YOUR ASSIGNMENT: All the records below must be returned exactly as they stand.

EXCERPTED RECORDS:
◆ ◆ ◆ ◆ ◆

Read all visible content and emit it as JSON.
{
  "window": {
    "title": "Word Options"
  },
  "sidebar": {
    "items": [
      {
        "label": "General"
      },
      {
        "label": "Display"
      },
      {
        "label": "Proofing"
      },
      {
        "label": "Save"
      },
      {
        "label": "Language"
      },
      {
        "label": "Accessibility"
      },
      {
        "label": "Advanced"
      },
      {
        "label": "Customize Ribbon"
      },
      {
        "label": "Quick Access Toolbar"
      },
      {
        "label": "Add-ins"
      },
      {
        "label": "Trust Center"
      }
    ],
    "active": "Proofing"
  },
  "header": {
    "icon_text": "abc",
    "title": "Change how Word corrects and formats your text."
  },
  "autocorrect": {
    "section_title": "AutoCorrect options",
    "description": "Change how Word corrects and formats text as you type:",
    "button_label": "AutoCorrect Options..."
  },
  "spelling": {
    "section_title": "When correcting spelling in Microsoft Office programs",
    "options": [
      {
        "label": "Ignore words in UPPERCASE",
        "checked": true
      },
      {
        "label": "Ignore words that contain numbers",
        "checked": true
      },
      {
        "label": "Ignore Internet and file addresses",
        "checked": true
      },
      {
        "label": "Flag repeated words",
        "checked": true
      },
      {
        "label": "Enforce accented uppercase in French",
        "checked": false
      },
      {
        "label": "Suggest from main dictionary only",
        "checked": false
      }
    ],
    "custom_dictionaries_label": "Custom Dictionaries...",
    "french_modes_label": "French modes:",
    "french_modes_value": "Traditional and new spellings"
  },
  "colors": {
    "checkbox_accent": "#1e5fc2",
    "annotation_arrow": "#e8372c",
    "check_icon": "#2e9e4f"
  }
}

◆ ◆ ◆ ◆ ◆

SOLUTION FOR THIS EXERCISE:
Read all visible content and emit it as JSON.
{
  "window": {
    "title": "Word Options"
  },
  "sidebar": {
    "items": [
      {
        "label": "General"
      },
      {
        "label": "Display"
      },
      {
        "label": "Proofing"
      },
      {
        "label": "Save"
      },
      {
        "label": "Language"
      },
      {
        "label": "Accessibility"
      },
      {
        "label": "Advanced"
      },
      {
        "label": "Customize Ribbon"
      },
      {
        "label": "Quick Access Toolbar"
      },
      {
        "label": "Add-ins"
      },
      {
        "label": "Trust Center"
      }
    ],
    "active": "Proofing"
  },
  "header": {
    "icon_text": "abc",
    "title": "Change how Word corrects and formats your text."
  },
  "autocorrect": {
    "section_title": "AutoCorrect options",
    "description": "Change how Word corrects and formats text as you type:",
    "button_label": "AutoCorrect Options..."
  },
  "spelling": {
    "section_title": "When correcting spelling in Microsoft Office programs",
    "options": [
      {
        "label": "Ignore words in UPPERCASE",
        "checked": true
      },
      {
        "label": "Ignore words that contain numbers",
        "checked": true
      },
      {
        "label": "Ignore Internet and file addresses",
        "checked": true
      },
      {
        "label": "Flag repeated words",
        "checked": true
      },
      {
        "label": "Enforce accented uppercase in French",
        "checked": false
      },
      {
        "label": "Suggest from main dictionary only",
        "checked": false
      }
    ],
    "custom_dictionaries_label": "Custom Dictionaries...",
    "french_modes_label": "French modes:",
    "french_modes_value": "Traditional and new spellings"
  },
  "colors": {
    "checkbox_accent": "#1e5fc2",
    "annotation_arrow": "#e8372c",
    "check_icon": "#2e9e4f"
  }
}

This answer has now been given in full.